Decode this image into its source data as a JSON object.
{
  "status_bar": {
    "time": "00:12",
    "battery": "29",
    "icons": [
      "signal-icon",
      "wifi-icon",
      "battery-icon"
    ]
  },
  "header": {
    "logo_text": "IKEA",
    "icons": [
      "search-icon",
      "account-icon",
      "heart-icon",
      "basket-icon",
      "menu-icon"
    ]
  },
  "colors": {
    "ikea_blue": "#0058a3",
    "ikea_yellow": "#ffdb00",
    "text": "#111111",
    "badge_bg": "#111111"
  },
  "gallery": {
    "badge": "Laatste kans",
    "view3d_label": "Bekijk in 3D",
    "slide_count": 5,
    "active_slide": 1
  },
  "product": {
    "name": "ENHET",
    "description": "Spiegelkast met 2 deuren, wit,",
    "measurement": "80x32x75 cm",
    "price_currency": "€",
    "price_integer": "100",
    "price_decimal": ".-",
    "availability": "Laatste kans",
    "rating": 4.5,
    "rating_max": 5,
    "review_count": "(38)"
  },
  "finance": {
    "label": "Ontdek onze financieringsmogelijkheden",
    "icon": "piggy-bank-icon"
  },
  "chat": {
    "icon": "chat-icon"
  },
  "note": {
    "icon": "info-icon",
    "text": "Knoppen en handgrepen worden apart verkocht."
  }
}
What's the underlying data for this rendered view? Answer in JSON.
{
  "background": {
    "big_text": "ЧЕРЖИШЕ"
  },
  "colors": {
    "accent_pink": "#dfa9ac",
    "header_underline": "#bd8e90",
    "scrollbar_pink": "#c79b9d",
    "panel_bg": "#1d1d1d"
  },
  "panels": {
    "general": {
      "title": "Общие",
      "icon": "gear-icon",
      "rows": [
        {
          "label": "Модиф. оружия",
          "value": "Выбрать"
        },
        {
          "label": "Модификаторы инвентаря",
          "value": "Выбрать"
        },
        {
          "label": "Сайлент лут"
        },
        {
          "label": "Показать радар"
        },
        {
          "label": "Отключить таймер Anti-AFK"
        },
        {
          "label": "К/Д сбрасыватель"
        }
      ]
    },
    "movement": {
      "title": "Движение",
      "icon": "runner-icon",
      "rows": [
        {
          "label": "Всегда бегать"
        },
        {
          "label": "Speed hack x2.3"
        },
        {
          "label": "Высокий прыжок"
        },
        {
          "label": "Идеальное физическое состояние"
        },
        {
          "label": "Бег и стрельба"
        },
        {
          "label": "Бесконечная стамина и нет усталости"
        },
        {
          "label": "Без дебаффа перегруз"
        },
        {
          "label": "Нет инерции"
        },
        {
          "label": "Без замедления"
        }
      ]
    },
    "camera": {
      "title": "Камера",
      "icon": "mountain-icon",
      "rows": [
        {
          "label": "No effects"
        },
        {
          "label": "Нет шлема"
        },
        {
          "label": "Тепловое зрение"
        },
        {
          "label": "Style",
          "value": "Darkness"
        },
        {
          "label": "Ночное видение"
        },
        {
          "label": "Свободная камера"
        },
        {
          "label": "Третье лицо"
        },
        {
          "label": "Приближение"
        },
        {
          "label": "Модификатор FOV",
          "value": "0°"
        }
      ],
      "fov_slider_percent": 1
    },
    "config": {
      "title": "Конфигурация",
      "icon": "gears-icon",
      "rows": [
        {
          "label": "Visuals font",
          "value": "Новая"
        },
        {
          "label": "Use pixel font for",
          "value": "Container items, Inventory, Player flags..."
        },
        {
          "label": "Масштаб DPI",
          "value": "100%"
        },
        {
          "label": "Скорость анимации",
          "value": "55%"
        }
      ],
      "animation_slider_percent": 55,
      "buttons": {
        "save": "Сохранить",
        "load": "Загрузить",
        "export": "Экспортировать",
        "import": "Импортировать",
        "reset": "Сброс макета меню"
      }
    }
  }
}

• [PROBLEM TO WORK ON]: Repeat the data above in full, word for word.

• [RESULT]:
Decode this image into its source data as a JSON object.
{
  "status_bar": {
    "time": "00:12",
    "battery": "29",
    "icons": [
      "signal-icon",
      "wifi-icon",
      "battery-icon"
    ]
  },
  "header": {
    "logo_text": "IKEA",
    "icons": [
      "search-icon",
      "account-icon",
      "heart-icon",
      "basket-icon",
      "menu-icon"
    ]
  },
  "colors": {
    "ikea_blue": "#0058a3",
    "ikea_yellow": "#ffdb00",
    "text": "#111111",
    "badge_bg": "#111111"
  },
  "gallery": {
    "badge": "Laatste kans",
    "view3d_label": "Bekijk in 3D",
    "slide_count": 5,
    "active_slide": 1
  },
  "product": {
    "name": "ENHET",
    "description": "Spiegelkast met 2 deuren, wit,",
    "measurement": "80x32x75 cm",
    "price_currency": "€",
    "price_integer": "100",
    "price_decimal": ".-",
    "availability": "Laatste kans",
    "rating": 4.5,
    "rating_max": 5,
    "review_count": "(38)"
  },
  "finance": {
    "label": "Ontdek onze financieringsmogelijkheden",
    "icon": "piggy-bank-icon"
  },
  "chat": {
    "icon": "chat-icon"
  },
  "note": {
    "icon": "info-icon",
    "text": "Knoppen en handgrepen worden apart verkocht."
  }
}
What's the underlying data for this rendered view? Answer in JSON.
{
  "background": {
    "big_text": "ЧЕРЖИШЕ"
  },
  "colors": {
    "accent_pink": "#dfa9ac",
    "header_underline": "#bd8e90",
    "scrollbar_pink": "#c79b9d",
    "panel_bg": "#1d1d1d"
  },
  "panels": {
    "general": {
      "title": "Общие",
      "icon": "gear-icon",
      "rows": [
        {
          "label": "Модиф. оружия",
          "value": "Выбрать"
        },
        {
          "label": "Модификаторы инвентаря",
          "value": "Выбрать"
        },
        {
          "label": "Сайлент лут"
        },
        {
          "label": "Показать радар"
        },
        {
          "label": "Отключить таймер Anti-AFK"
        },
        {
          "label": "К/Д сбрасыватель"
        }
      ]
    },
    "movement": {
      "title": "Движение",
      "icon": "runner-icon",
      "rows": [
        {
          "label": "Всегда бегать"
        },
        {
          "label": "Speed hack x2.3"
        },
        {
          "label": "Высокий прыжок"
        },
        {
          "label": "Идеальное физическое состояние"
        },
        {
          "label": "Бег и стрельба"
        },
        {
          "label": "Бесконечная стамина и нет усталости"
        },
        {
          "label": "Без дебаффа перегруз"
        },
        {
          "label": "Нет инерции"
        },
        {
          "label": "Без замедления"
        }
      ]
    },
    "camera": {
      "title": "Камера",
      "icon": "mountain-icon",
      "rows": [
        {
          "label": "No effects"
        },
        {
          "label": "Нет шлема"
        },
        {
          "label": "Тепловое зрение"
        },
        {
          "label": "Style",
          "value": "Darkness"
        },
        {
          "label": "Ночное видение"
        },
        {
          "label": "Свободная камера"
        },
        {
          "label": "Третье лицо"
        },
        {
          "label": "Приближение"
        },
        {
          "label": "Модификатор FOV",
          "value": "0°"
        }
      ],
      "fov_slider_percent": 1
    },
    "config": {
      "title": "Конфигурация",
      "icon": "gears-icon",
      "rows": [
        {
          "label": "Visuals font",
          "value": "Новая"
        },
        {
          "label": "Use pixel font for",
          "value": "Container items, Inventory, Player flags..."
        },
        {
          "label": "Масштаб DPI",
          "value": "100%"
        },
        {
          "label": "Скорость анимации",
          "value": "55%"
        }
      ],
      "animation_slider_percent": 55,
      "buttons": {
        "save": "Сохранить",
        "load": "Загрузить",
        "export": "Экспортировать",
        "import": "Импортировать",
        "reset": "Сброс макета меню"
      }
    }
  }
}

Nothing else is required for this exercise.